In June 2021, a group of early-career researchers with an interest in rural areas got together online for the 2021 DAMR PhD event. While a lot of migration research revolves around big cities which attract large numbers of migrants, attention has been broadening as more and more research projects address migration into rural and marginalized areas around the world. The two sessions of this DAMR PhD event allowed early career researchers working on migration related topics in rural and marginalized areas to come together to exchange with each other and with advanced researchers from both rural and migration studies about methodological and theoretical challenges. In this short contribution, Jana Finke - one of the events' organizers - reflects on the two-day session.
A large part of research in migration studies focuses on urban centers. Context-specific social processes surrounding international migration to and diversity in rural regions, small villages and marginalized, or downscaled, areas have been widely omitted by scholarship and policy. However, the often specific social make-up, community structures and spatial developments in those areas, may bring about dynamics that are different from those in big cities.

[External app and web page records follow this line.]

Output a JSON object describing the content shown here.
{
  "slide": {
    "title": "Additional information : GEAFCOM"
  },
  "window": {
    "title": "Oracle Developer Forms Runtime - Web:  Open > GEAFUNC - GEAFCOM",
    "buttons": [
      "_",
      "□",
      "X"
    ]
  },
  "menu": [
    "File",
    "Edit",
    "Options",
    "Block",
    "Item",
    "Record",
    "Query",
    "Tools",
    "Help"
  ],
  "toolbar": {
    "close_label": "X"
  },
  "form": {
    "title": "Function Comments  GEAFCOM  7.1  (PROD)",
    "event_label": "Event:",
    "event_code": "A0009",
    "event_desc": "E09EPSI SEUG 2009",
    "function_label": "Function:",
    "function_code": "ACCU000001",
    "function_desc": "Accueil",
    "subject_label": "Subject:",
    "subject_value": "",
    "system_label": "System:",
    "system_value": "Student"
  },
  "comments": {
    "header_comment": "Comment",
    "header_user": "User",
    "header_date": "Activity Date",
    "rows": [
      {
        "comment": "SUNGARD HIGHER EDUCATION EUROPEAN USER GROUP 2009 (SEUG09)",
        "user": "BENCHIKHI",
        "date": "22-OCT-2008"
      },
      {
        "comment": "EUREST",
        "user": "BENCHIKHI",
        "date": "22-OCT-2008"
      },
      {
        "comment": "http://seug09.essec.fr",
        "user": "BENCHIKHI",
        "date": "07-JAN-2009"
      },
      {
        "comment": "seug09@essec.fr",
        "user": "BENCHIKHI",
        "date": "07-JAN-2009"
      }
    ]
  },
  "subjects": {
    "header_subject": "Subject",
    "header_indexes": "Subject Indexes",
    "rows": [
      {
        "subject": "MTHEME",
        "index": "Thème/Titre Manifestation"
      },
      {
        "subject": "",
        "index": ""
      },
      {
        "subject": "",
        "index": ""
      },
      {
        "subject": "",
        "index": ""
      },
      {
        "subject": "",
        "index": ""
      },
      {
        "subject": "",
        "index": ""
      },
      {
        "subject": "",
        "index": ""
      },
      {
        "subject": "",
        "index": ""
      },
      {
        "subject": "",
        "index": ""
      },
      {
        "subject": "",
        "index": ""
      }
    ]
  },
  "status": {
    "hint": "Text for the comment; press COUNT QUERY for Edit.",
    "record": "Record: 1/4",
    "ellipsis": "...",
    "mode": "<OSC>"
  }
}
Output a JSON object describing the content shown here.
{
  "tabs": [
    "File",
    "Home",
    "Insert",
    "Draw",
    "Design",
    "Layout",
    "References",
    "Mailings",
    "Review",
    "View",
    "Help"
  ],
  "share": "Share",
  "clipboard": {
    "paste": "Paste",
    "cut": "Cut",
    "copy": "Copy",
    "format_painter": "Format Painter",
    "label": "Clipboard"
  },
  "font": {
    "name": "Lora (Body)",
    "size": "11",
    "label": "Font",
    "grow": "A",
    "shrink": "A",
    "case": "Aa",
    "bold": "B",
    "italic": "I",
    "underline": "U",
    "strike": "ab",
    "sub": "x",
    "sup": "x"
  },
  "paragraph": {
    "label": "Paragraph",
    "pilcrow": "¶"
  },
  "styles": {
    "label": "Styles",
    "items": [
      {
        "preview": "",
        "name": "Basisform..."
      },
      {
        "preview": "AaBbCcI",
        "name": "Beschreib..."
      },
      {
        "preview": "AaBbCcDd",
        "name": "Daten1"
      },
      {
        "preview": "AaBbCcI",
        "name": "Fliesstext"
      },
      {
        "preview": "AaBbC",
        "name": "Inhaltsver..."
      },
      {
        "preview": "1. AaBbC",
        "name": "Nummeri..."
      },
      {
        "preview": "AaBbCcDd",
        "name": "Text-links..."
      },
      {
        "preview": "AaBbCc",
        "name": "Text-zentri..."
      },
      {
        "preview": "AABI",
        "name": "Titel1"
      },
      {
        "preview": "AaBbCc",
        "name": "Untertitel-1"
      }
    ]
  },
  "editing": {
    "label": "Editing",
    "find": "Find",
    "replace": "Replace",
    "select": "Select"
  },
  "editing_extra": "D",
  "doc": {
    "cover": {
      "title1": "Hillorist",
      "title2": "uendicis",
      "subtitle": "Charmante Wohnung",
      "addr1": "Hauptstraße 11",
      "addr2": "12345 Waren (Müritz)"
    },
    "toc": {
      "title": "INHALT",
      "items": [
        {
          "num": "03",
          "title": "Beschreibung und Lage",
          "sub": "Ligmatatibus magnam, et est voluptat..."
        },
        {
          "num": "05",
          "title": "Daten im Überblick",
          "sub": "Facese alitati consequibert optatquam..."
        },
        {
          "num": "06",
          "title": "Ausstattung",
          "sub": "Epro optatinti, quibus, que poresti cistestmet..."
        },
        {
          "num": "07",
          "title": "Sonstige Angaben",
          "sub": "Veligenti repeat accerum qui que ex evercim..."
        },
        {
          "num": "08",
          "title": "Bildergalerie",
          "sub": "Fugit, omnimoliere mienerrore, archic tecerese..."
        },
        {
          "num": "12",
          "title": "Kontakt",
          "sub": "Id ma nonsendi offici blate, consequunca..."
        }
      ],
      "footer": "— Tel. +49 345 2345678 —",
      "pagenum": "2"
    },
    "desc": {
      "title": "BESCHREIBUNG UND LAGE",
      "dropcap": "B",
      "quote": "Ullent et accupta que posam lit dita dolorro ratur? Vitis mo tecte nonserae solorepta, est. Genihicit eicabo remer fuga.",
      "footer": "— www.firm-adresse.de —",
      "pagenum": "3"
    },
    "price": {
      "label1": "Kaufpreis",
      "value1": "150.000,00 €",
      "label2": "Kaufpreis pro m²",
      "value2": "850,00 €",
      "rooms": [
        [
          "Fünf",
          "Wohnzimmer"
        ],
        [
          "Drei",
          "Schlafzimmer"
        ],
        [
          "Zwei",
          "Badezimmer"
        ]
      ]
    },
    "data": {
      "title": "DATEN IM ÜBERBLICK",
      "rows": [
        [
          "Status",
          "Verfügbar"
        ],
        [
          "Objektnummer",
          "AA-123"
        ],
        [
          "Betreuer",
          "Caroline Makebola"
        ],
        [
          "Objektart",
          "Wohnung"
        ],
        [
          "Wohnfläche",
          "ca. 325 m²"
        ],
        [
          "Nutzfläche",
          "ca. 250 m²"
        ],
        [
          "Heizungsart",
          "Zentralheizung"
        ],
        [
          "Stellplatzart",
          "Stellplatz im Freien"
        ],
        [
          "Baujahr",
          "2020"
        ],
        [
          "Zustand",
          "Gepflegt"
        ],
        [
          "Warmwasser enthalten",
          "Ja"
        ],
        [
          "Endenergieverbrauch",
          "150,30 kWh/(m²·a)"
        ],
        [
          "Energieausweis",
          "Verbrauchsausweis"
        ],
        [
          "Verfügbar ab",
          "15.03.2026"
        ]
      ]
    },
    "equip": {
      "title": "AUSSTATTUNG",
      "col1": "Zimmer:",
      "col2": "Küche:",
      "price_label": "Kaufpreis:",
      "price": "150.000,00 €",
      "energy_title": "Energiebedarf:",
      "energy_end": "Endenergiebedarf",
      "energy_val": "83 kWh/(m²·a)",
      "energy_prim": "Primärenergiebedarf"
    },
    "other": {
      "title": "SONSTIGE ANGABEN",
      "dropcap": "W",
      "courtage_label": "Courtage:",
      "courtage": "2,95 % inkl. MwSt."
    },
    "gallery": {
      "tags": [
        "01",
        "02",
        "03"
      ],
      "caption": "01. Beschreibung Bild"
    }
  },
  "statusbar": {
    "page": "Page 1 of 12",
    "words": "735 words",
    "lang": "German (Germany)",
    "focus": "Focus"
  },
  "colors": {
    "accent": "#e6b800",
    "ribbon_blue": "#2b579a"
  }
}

This workshop invites early career researchers, PhD candidates, post-Doc researchers and master students, who are keen to shift, decenter or broaden the focus on international migration into rural areas to come together.
Bridging the gap between research and policy: Pitch, Match & Mix session among researchers and policy makers took place in the Hague on October 10, 2018 as a collaboration between DAMR, WODC and the Department of Migration Policy of the Dutch Ministry of Justice. Thanks to all the participants.
Call for Proposals: (Online) PhD Event 2021/2022
DAMR seeks to actively engage with PhD researchers working on migration issues. For this aim, the DAMR gives young researchers the opportunity to organize academic events. The proposed events can be workshops, panel debates, or other innovative events that bring together academic researchers and/or engage with a wider audience. The focus of the event can be on a wide range of issues related to migration debates around the world, and relate to different dimensions of the phenomenon. However, activities that have an interdisciplinary approach and involve early career members from various institutions are particularly encouraged. As DAMR is committed to facilitating dialogue between academics, also during ever changing conditions in the global pandemic, we accept proposals for organizing workshops, seminars or other events online and/or offline.
At the 19th of September, the Netherlands Network for Human Rights Research (NNHRR) in collaboration with DAMR organized a PhD workshop on the topic of 'Legal Implications of the European Trends in the Externalisation of Migration Management' at Radboud University. Find a short report and some pictures from the event in this article.
The DAMR Fall meeting 2017 invited migration researchers to reflect on the issues of categorization they encounter in their research endeavours – which categories do we as researchers use?
The Dutch Association for Migration Research & Erasmus University Rotterdam kindly invite you to the DAMR Fall Meeting 2018 titled 'Between incorporation and migration enforcement - integration and post-procedural migration trajectories among (asylum) migrants'
Join us on October 21st and 22nd this year for a virtual conference on mixing methods in migration studies. Moving beyond whether or not mixing methods is a valuable endeavor, this conference aims to address practicalities and best practices in mixed methods research. With keynotes from Jørgen Carling and Rossalina Latcheva as well as workshops on topics such as publishing mixed methods research, we are convinced this conference will spark a fruitful conversation and future collaborations.
More information via the flyer.
A context - specific approach - PhD Workshop, 21 November 2017, Utrecht
The workshop was financed by DAMR and convened by Vassilis Gerasopoulos and Dr. Nilay Kavur from Utrecht University. It covered a selection of films produced in different European countries with an endeavor to 'read' the language of films that have dealt with the experience of migration - both the experiences of the displaced, and the receiving populations.